#### Data provided ####
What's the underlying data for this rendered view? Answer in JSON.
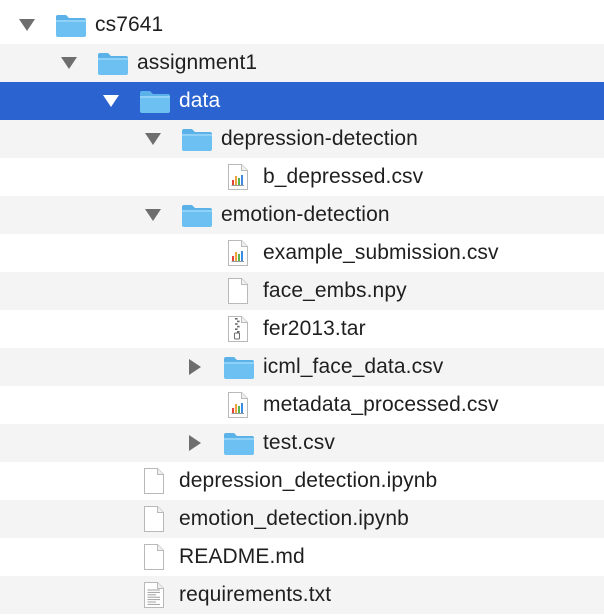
{
  "tree": [
    {
      "label": "cs7641",
      "level": 0,
      "kind": "folder",
      "expanded": true,
      "selected": false
    },
    {
      "label": "assignment1",
      "level": 1,
      "kind": "folder",
      "expanded": true,
      "selected": false
    },
    {
      "label": "data",
      "level": 2,
      "kind": "folder",
      "expanded": true,
      "selected": true
    },
    {
      "label": "depression-detection",
      "level": 3,
      "kind": "folder",
      "expanded": true,
      "selected": false
    },
    {
      "label": "b_depressed.csv",
      "level": 4,
      "kind": "csv",
      "selected": false
    },
    {
      "label": "emotion-detection",
      "level": 3,
      "kind": "folder",
      "expanded": true,
      "selected": false
    },
    {
      "label": "example_submission.csv",
      "level": 4,
      "kind": "csv",
      "selected": false
    },
    {
      "label": "face_embs.npy",
      "level": 4,
      "kind": "file",
      "selected": false
    },
    {
      "label": "fer2013.tar",
      "level": 4,
      "kind": "archive",
      "selected": false
    },
    {
      "label": "icml_face_data.csv",
      "level": 4,
      "kind": "folder",
      "expanded": false,
      "selected": false
    },
    {
      "label": "metadata_processed.csv",
      "level": 4,
      "kind": "csv",
      "selected": false
    },
    {
      "label": "test.csv",
      "level": 4,
      "kind": "folder",
      "expanded": false,
      "selected": false
    },
    {
      "label": "depression_detection.ipynb",
      "level": 2,
      "kind": "file",
      "selected": false
    },
    {
      "label": "emotion_detection.ipynb",
      "level": 2,
      "kind": "file",
      "selected": false
    },
    {
      "label": "README.md",
      "level": 2,
      "kind": "file",
      "selected": false
    },
    {
      "label": "requirements.txt",
      "level": 2,
      "kind": "text",
      "selected": false
    }
  ],
  "colors": {
    "selection": "#2b63d0",
    "folder": "#6cc0f2",
    "folder_tab": "#5ab2e8",
    "alt_row": "#f4f4f4",
    "triangle": "#6e6e6e"
  },
  "icons": {
    "folder": "folder-icon",
    "csv": "spreadsheet-file-icon",
    "file": "blank-file-icon",
    "archive": "archive-file-icon",
    "text": "text-file-icon",
    "expanded": "disclosure-triangle-down-icon",
    "collapsed": "disclosure-triangle-right-icon"
  }
}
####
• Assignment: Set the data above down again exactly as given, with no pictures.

• Solution:
What's the underlying data for this rendered view? Answer in JSON.
{
  "tree": [
    {
      "label": "cs7641",
      "level": 0,
      "kind": "folder",
      "expanded": true,
      "selected": false
    },
    {
      "label": "assignment1",
      "level": 1,
      "kind": "folder",
      "expanded": true,
      "selected": false
    },
    {
      "label": "data",
      "level": 2,
      "kind": "folder",
      "expanded": true,
      "selected": true
    },
    {
      "label": "depression-detection",
      "level": 3,
      "kind": "folder",
      "expanded": true,
      "selected": false
    },
    {
      "label": "b_depressed.csv",
      "level": 4,
      "kind": "csv",
      "selected": false
    },
    {
      "label": "emotion-detection",
      "level": 3,
      "kind": "folder",
      "expanded": true,
      "selected": false
    },
    {
      "label": "example_submission.csv",
      "level": 4,
      "kind": "csv",
      "selected": false
    },
    {
      "label": "face_embs.npy",
      "level": 4,
      "kind": "file",
      "selected": false
    },
    {
      "label": "fer2013.tar",
      "level": 4,
      "kind": "archive",
      "selected": false
    },
    {
      "label": "icml_face_data.csv",
      "level": 4,
      "kind": "folder",
      "expanded": false,
      "selected": false
    },
    {
      "label": "metadata_processed.csv",
      "level": 4,
      "kind": "csv",
      "selected": false
    },
    {
      "label": "test.csv",
      "level": 4,
      "kind": "folder",
      "expanded": false,
      "selected": false
    },
    {
      "label": "depression_detection.ipynb",
      "level": 2,
      "kind": "file",
      "selected": false
    },
    {
      "label": "emotion_detection.ipynb",
      "level": 2,
      "kind": "file",
      "selected": false
    },
    {
      "label": "README.md",
      "level": 2,
      "kind": "file",
      "selected": false
    },
    {
      "label": "requirements.txt",
      "level": 2,
      "kind": "text",
      "selected": false
    }
  ],
  "colors": {
    "selection": "#2b63d0",
    "folder": "#6cc0f2",
    "folder_tab": "#5ab2e8",
    "alt_row": "#f4f4f4",
    "triangle": "#6e6e6e"
  },
  "icons": {
    "folder": "folder-icon",
    "csv": "spreadsheet-file-icon",
    "file": "blank-file-icon",
    "archive": "archive-file-icon",
    "text": "text-file-icon",
    "expanded": "disclosure-triangle-down-icon",
    "collapsed": "disclosure-triangle-right-icon"
  }
}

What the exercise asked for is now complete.